__Assigned task__.
Select the lines of the records containing the word "huile" and list them.

Start of Block

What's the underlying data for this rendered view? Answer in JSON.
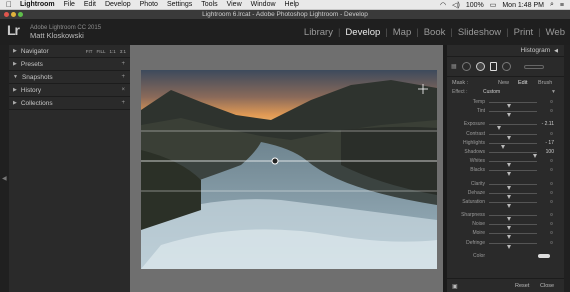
{
  "menubar": {
    "apple": "",
    "app_name": "Lightroom",
    "items": [
      "File",
      "Edit",
      "Develop",
      "Photo",
      "Settings",
      "Tools",
      "View",
      "Window",
      "Help"
    ],
    "battery": "100%",
    "clock": "Mon 1:48 PM"
  },
  "window": {
    "title": "Lightroom 6.lrcat - Adobe Photoshop Lightroom - Develop"
  },
  "identity": {
    "logo": "Lr",
    "product": "Adobe Lightroom CC 2015",
    "user": "Matt Kloskowski"
  },
  "modules": [
    "Library",
    "Develop",
    "Map",
    "Book",
    "Slideshow",
    "Print",
    "Web"
  ],
  "active_module": "Develop",
  "left_panels": [
    {
      "label": "Navigator",
      "tri": "▶",
      "right": ""
    },
    {
      "label": "Presets",
      "tri": "▶",
      "right": "+"
    },
    {
      "label": "Snapshots",
      "tri": "▼",
      "right": "+"
    },
    {
      "label": "History",
      "tri": "▶",
      "right": "×"
    },
    {
      "label": "Collections",
      "tri": "▶",
      "right": "+"
    }
  ],
  "navigator_tools": [
    "FIT",
    "FILL",
    "1:1",
    "3:1"
  ],
  "right_panel": {
    "histogram_label": "Histogram",
    "mask_label": "Mask :",
    "mask_new": "New",
    "mask_edit": "Edit",
    "mask_brush": "Brush",
    "effect_label": "Effect :",
    "effect_value": "Custom",
    "sliders": [
      {
        "label": "Temp",
        "value": ""
      },
      {
        "label": "Tint",
        "value": ""
      },
      {
        "label": "",
        "value": ""
      },
      {
        "label": "Exposure",
        "value": "- 2.11"
      },
      {
        "label": "Contrast",
        "value": ""
      },
      {
        "label": "Highlights",
        "value": "- 17"
      },
      {
        "label": "Shadows",
        "value": "100"
      },
      {
        "label": "Whites",
        "value": ""
      },
      {
        "label": "Blacks",
        "value": ""
      },
      {
        "label": "",
        "value": ""
      },
      {
        "label": "Clarity",
        "value": ""
      },
      {
        "label": "Dehaze",
        "value": ""
      },
      {
        "label": "Saturation",
        "value": ""
      },
      {
        "label": "",
        "value": ""
      },
      {
        "label": "Sharpness",
        "value": ""
      },
      {
        "label": "Noise",
        "value": ""
      },
      {
        "label": "Moire",
        "value": ""
      },
      {
        "label": "Defringe",
        "value": ""
      },
      {
        "label": "",
        "value": ""
      },
      {
        "label": "Color",
        "value": ""
      }
    ],
    "reset_label": "Reset",
    "close_label": "Close"
  },
  "colors": {
    "menubar_bg": "#e9e9e9",
    "panel_bg": "#2a2a2a",
    "center_bg": "#6f6f6f",
    "active_text": "#e8e8e8"
  }
}
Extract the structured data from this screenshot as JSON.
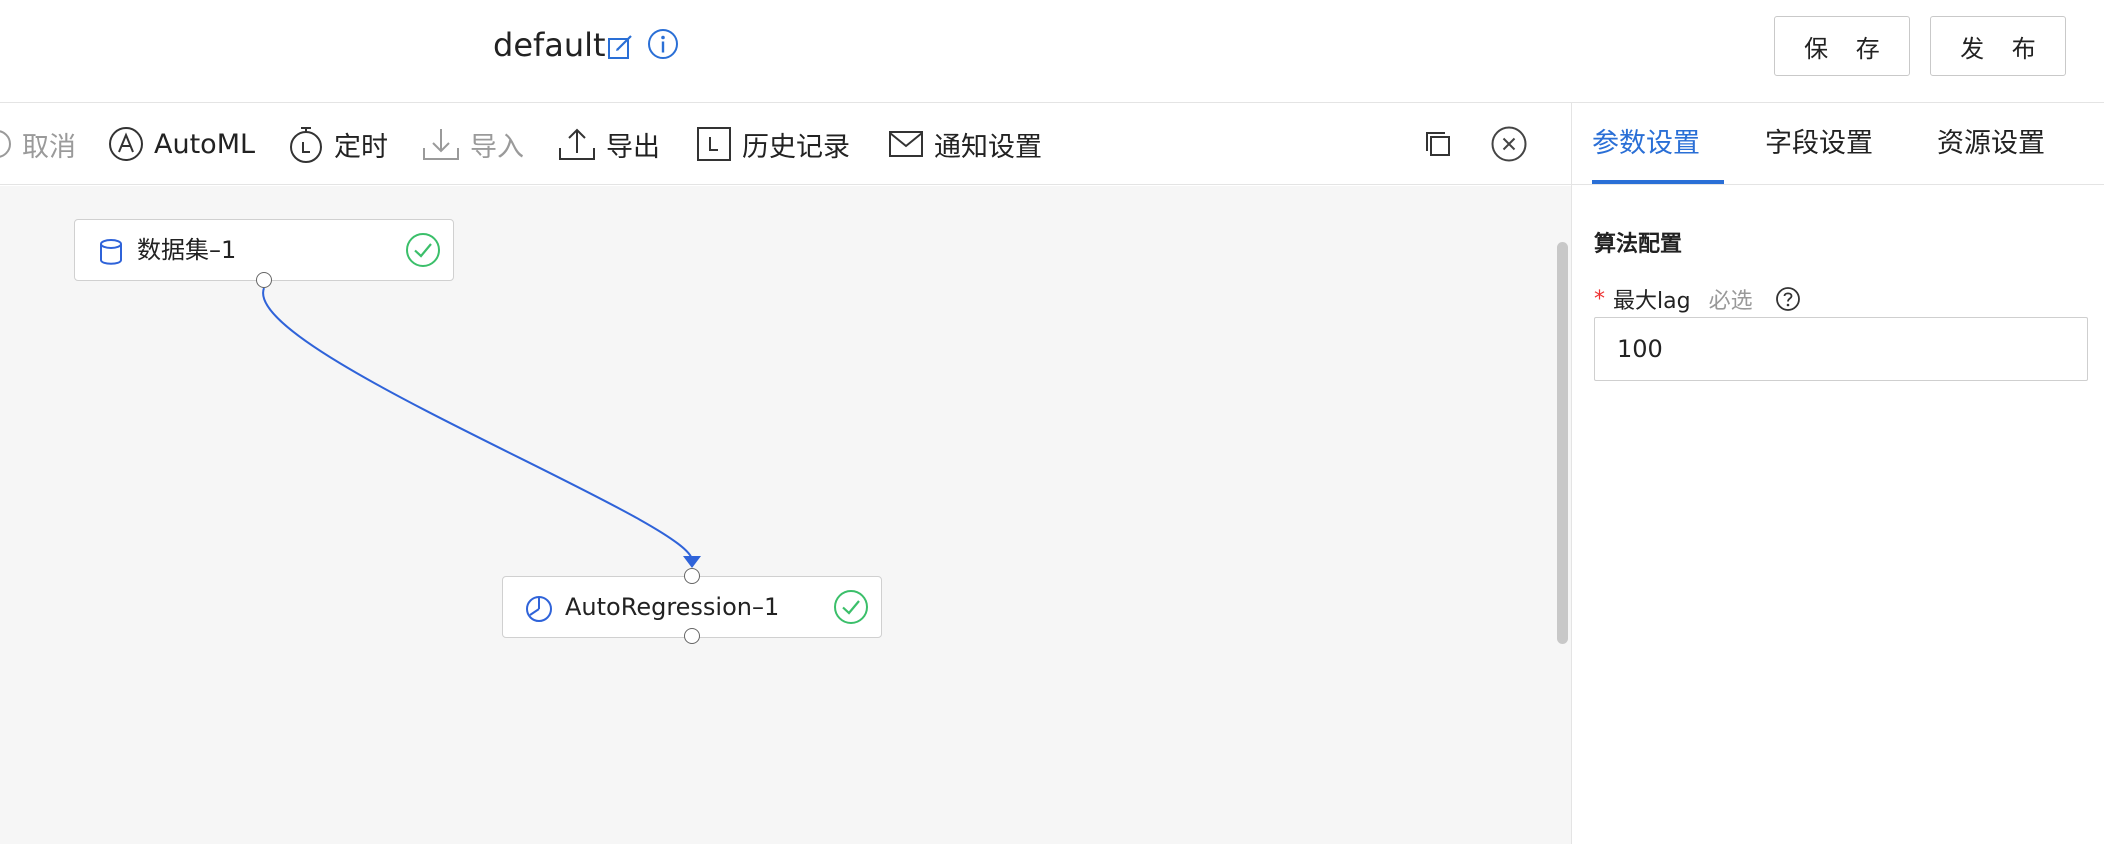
{
  "header": {
    "title": "default",
    "save_label": "保 存",
    "publish_label": "发 布"
  },
  "toolbar": {
    "cancel_label": "取消",
    "automl_label": "AutoML",
    "timer_label": "定时",
    "import_label": "导入",
    "export_label": "导出",
    "history_label": "历史记录",
    "notify_label": "通知设置"
  },
  "canvas": {
    "nodes": [
      {
        "label": "数据集–1",
        "icon": "database-icon",
        "status": "success"
      },
      {
        "label": "AutoRegression–1",
        "icon": "algorithm-icon",
        "status": "success"
      }
    ]
  },
  "panel": {
    "tabs": [
      {
        "label": "参数设置",
        "active": true
      },
      {
        "label": "字段设置",
        "active": false
      },
      {
        "label": "资源设置",
        "active": false
      }
    ],
    "section_title": "算法配置",
    "field": {
      "required_mark": "*",
      "label": "最大lag",
      "hint": "必选",
      "value": "100"
    }
  },
  "colors": {
    "accent": "#2a6fd6",
    "success": "#3bbf6a",
    "required": "#e33333",
    "canvas_bg": "#f6f6f6"
  }
}
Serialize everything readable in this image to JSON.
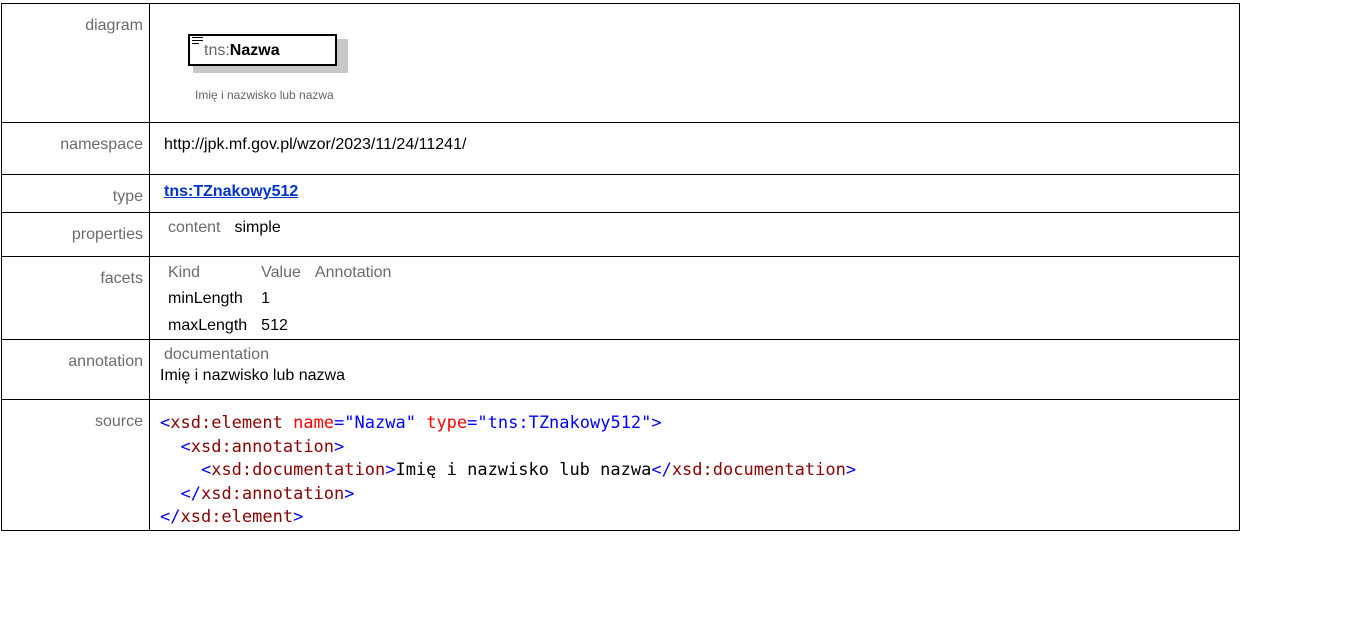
{
  "rows": {
    "diagram": {
      "label": "diagram",
      "element_prefix": "tns:",
      "element_name": "Nazwa",
      "documentation": "Imię i nazwisko lub nazwa"
    },
    "namespace": {
      "label": "namespace",
      "value": "http://jpk.mf.gov.pl/wzor/2023/11/24/11241/"
    },
    "type": {
      "label": "type",
      "value": "tns:TZnakowy512"
    },
    "properties": {
      "label": "properties",
      "key": "content",
      "value": "simple"
    },
    "facets": {
      "label": "facets",
      "headers": [
        "Kind",
        "Value",
        "Annotation"
      ],
      "items": [
        {
          "kind": "minLength",
          "value": "1",
          "annotation": ""
        },
        {
          "kind": "maxLength",
          "value": "512",
          "annotation": ""
        }
      ]
    },
    "annotation": {
      "label": "annotation",
      "heading": "documentation",
      "text": "Imię i nazwisko lub nazwa"
    },
    "source": {
      "label": "source",
      "lines": {
        "l1_tag": "xsd:element",
        "l1_attr1": "name",
        "l1_val1": "\"Nazwa\"",
        "l1_attr2": "type",
        "l1_val2": "\"tns:TZnakowy512\"",
        "l2_tag": "xsd:annotation",
        "l3_tag_open": "xsd:documentation",
        "l3_text": "Imię i nazwisko lub nazwa",
        "l3_tag_close": "xsd:documentation",
        "l4_tag": "xsd:annotation",
        "l5_tag": "xsd:element"
      }
    }
  }
}
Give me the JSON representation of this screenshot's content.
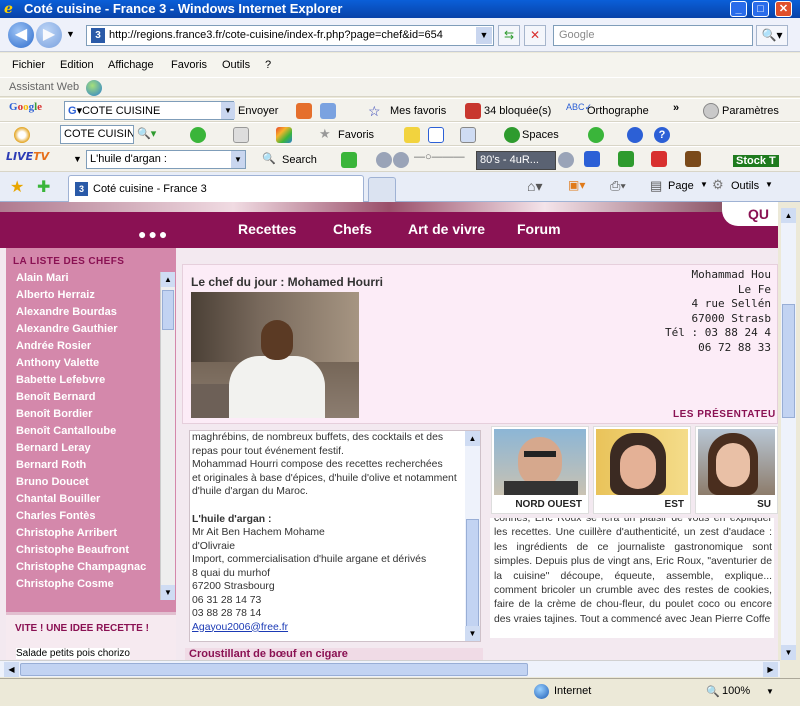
{
  "window": {
    "title": "Coté cuisine - France 3 - Windows Internet Explorer"
  },
  "address": {
    "url": "http://regions.france3.fr/cote-cuisine/index-fr.php?page=chef&id=654"
  },
  "search": {
    "placeholder": "Google"
  },
  "menu": [
    "Fichier",
    "Edition",
    "Affichage",
    "Favoris",
    "Outils",
    "?"
  ],
  "assistant": "Assistant Web",
  "google_toolbar": {
    "query": "COTE CUISINE",
    "send": "Envoyer",
    "favorites": "Mes favoris",
    "blocked": "34 bloquée(s)",
    "spelling": "Orthographe",
    "settings": "Paramètres"
  },
  "toolbar3": {
    "query": "COTE CUISINE",
    "favoris": "Favoris",
    "spaces": "Spaces"
  },
  "toolbar4": {
    "query": "L'huile d'argan :",
    "search": "Search",
    "radio": "80's - 4uR...",
    "stock": "Stock T"
  },
  "tabs": {
    "active": "Coté cuisine - France 3",
    "page": "Page",
    "outils": "Outils"
  },
  "site": {
    "nav": [
      "Recettes",
      "Chefs",
      "Art de vivre",
      "Forum"
    ],
    "corner": "QU",
    "chefs_heading": "LA LISTE DES CHEFS",
    "chefs": [
      "Alain Mari",
      "Alberto Herraiz",
      "Alexandre Bourdas",
      "Alexandre Gauthier",
      "Andrée Rosier",
      "Anthony Valette",
      "Babette Lefebvre",
      "Benoît Bernard",
      "Benoît Bordier",
      "Benoît Cantalloube",
      "Bernard Leray",
      "Bernard Roth",
      "Bruno Doucet",
      "Chantal Bouiller",
      "Charles Fontès",
      "Christophe Arribert",
      "Christophe Beaufront",
      "Christophe Champagnac",
      "Christophe Cosme"
    ],
    "vite_heading": "VITE ! UNE IDEE RECETTE !",
    "vite_item": "Salade petits pois chorizo",
    "chef_of_day": "Le chef du jour : Mohamed Hourri",
    "address_lines": [
      "Mohammad Hou",
      "Le Fe",
      "4 rue Sellén",
      "67000 Strasb",
      "Tél : 03 88 24 4",
      "06 72 88 33"
    ],
    "bio_lines": [
      "maghrébins, de nombreux buffets, des cocktails et des",
      "repas pour tout événement festif.",
      "Mohammad Hourri compose des recettes recherchées",
      "et originales à base d'épices, d'huile d'olive et notamment",
      "d'huile d'argan du Maroc."
    ],
    "argan_heading": "L'huile d'argan :",
    "argan_lines": [
      "Mr Ait Ben Hachem Mohame",
      "d'Olivraie",
      "Import, commercialisation d'huile argane et dérivés",
      "8 quai du murhof",
      "67200 Strasbourg",
      "06 31 28 14 73",
      "03 88 28 78 14"
    ],
    "email": "Agayou2006@free.fr",
    "next_recipe": "Croustillant de bœuf en cigare",
    "presenters_heading": "LES PRÉSENTATEU",
    "presenters": [
      "NORD OUEST",
      "EST",
      "SU"
    ],
    "presenter_text": "connes, Eric Roux se fera un plaisir de vous en expliquer les recettes. Une cuillère d'authenticité, un zest d'audace : les ingrédients de ce journaliste gastronomique sont simples. Depuis plus de vingt ans, Eric Roux, \"aventurier de la cuisine\" découpe, équeute, assemble, explique... comment bricoler un crumble avec des restes de cookies, faire de la crème de chou-fleur, du poulet coco ou encore des vraies tajines. Tout a commencé avec Jean Pierre Coffe"
  },
  "status": {
    "zone": "Internet",
    "zoom": "100%"
  }
}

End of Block

__Solution to this exercise__.
    "query": "L'huile d'argan :",
      "et originales à base d'épices, d'huile d'olive et notamment",
      "d'huile d'argan du Maroc."
    "argan_heading": "L'huile d'argan :",
      "Import, commercialisation d'huile argane et dérivés",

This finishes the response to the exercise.